That strong sense of colour is a definite plus point for gaming, making all the virtual worlds really reach out and grab you. We were also pleased to note that input lag came in at under 40ms which will certainly be quick enough for most gamers.
Hisense R50B7120UK Roku TV review: sound quality
This isn’t a particularly impressive sounding TV but neither is it bad to listen to. Its speaker system is a little on the weedy side. There are just 2x 7W drivers built in, which is less power than you’ll usually find. The consequence is that there’s no value in taking the volume settings much beyond the halfway mark, unless you want to hear lots of distortion. There’s still enough sound to enjoy before you have to take it that far, fortunately.
There are a few different sound presets to choose from. We’d recommend either Normal or Theatre. The others are best left alone. What you’ll get with those is enough balance to get a clear sense of dialogue and as spacious a feeling of sound effects as is possible.
There’s no weight to the audio when you get on-screen hits and explosions. Bullets and spaceships don’t feel like they’re moving far across your soundstage as they whizz by either but, again, this is a cheap TV and that’s not to be expected. Spending a few quid on a budget soundbar will make up for these shortcomings.
Hisense R50B7120UK Roku TV review: design & usability
The only thing remarkable about the appearance of this TV is that it is totally unremarkable. The money in its creation was not spent heavily on physical design and nor should it have been. It’s made largely of a dark grey plastic which extends to a 1cm or so bezel around the display. It has two v-shaped plastic feet. That’s it.
The remote control is of far greater interest. With it, Hisense and Roku have managed to come up with an exceptionally usable balance between keeping things simple while offering plenty of functionality. You can access a few of the key streaming services with handy shortcut buttons and it’s quick enough to get to any of the onscreen options through a minimum of taps.
There’s no need to worry if you lose the thing, though. The superb Roku TV app for iOS and Android has a remote control built into it and it’s surprisingly responsive. We were equally happy using it or the hard remote.

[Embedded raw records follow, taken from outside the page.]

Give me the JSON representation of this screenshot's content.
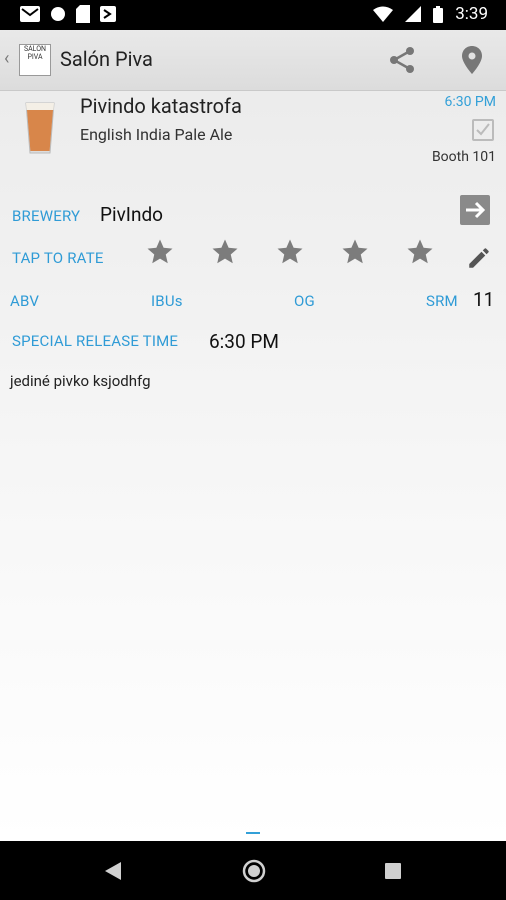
{
  "status_bar": {
    "time": "3:39"
  },
  "action_bar": {
    "app_name": "Salón Piva",
    "logo_text": "SALON PIVA"
  },
  "beer": {
    "name": "Pivindo katastrofa",
    "style": "English India Pale Ale",
    "time": "6:30 PM",
    "booth": "Booth 101"
  },
  "brewery": {
    "label": "BREWERY",
    "value": "PivIndo"
  },
  "rating": {
    "label": "TAP TO RATE",
    "stars_total": 5,
    "stars_filled": 0
  },
  "stats": {
    "abv_label": "ABV",
    "ibu_label": "IBUs",
    "og_label": "OG",
    "srm_label": "SRM",
    "srm_value": "11"
  },
  "release": {
    "label": "SPECIAL RELEASE TIME",
    "value": "6:30 PM"
  },
  "description": "jediné pivko ksjodhfg",
  "colors": {
    "accent": "#33a0d8",
    "star": "#7c7c7c"
  }
}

It also happens to come with a brilliant feature called Private Listening. Hit the button and the TV will mute, sending all of the playback audio to your mobile instead. Connect a set of headphones to your phone and you’ve got yourself some personal audio to go with your viewing – perfect for late night action movie sessions without fear of waking the kids.
The big show on usability is, of course, that Roku platform itself. It doesn’t disappoint. There are thousands of apps available on the Roku channel store from the big name to the niche and very amusing. You've got Disney+, Netflix, Amazon, BBC iPlayer, ITV Player, Apple TV… the only significant missing app is BT Sport.
And then there are bags and bags of other apps for special interest, including ones for kung-fu films, golf enthusiasts, sports teams and many more. Thankfully, there’s also a search function that runs across just about all of them, meaning that it’s pretty good at finding the content you’re looking for.
Just as importantly, it's really simple to use. Whether you’re fiddling with the picture menus or picking up new apps, it’s very quick to respond, easy to understand and hardly ever got stuck at all in our trials. Very impressive stuff.
Hisense R50B7120UK Roku TV review: verdict
This TV is in a class of its own. It offers both a scale and quality of picture that cannot be matched at this price, while also taking prizes for its wonderful ease of use and incredibly rich app offering.
There are TVs which are better at shading and offer a more subtle image but you need to spend twice as much to buy them.